- This systematic review reveals that women are still underrepresented in cardiovascular research.
- This systematic review emphasizes inconsistencies in how researchers operationalize the definition of coronary heart disease, which could explain the varied results in the literature.
- This systematic review shows the wide range of neuropsychological tests being used to examine the relationship between cognitive function and coronary heart disease, which could also contribute to the varied results in the literature.
- This systematic review finds evidence that supports the heart-brain disease hypothesis in women.
Heart disease, such as coronary heart disease (CHD), is the leading cause of death among aging women. However, over the past years, the mortality rate has declined, resulting in an increased number of CHD survivors.
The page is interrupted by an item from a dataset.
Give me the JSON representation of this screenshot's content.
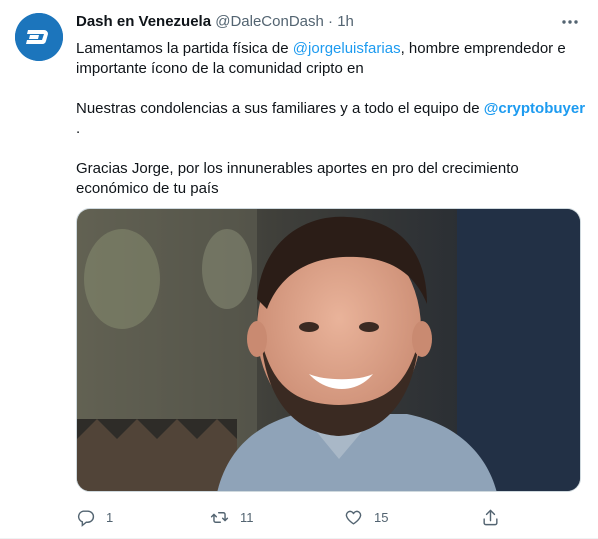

In this context, research has uncovered relationships between cardiovascular disease (CVD) and the development of neurodegenerative diseases, suggesting that CHD can act as a precursor. Despite heart disease affecting both sexes, CVD research has significantly neglected women. Therefore, we conducted the first systematic review of neuropsychological sequelae of CHD in women to gain a clear portrait of the current knowledge of the association of CHD on women’s neuropsychological status. We found that studies continue to include an insufficient number of women in their research. Our work also uncovered that there is variability in the definition of CHD by researchers (i.e., operationalization of the variable), which could explain inconsistencies across studies. Overall, we found evidence that supports the heart-brain disease hypothesis. To conclude, we provide several guidelines for future research involving the impact of CHD in women.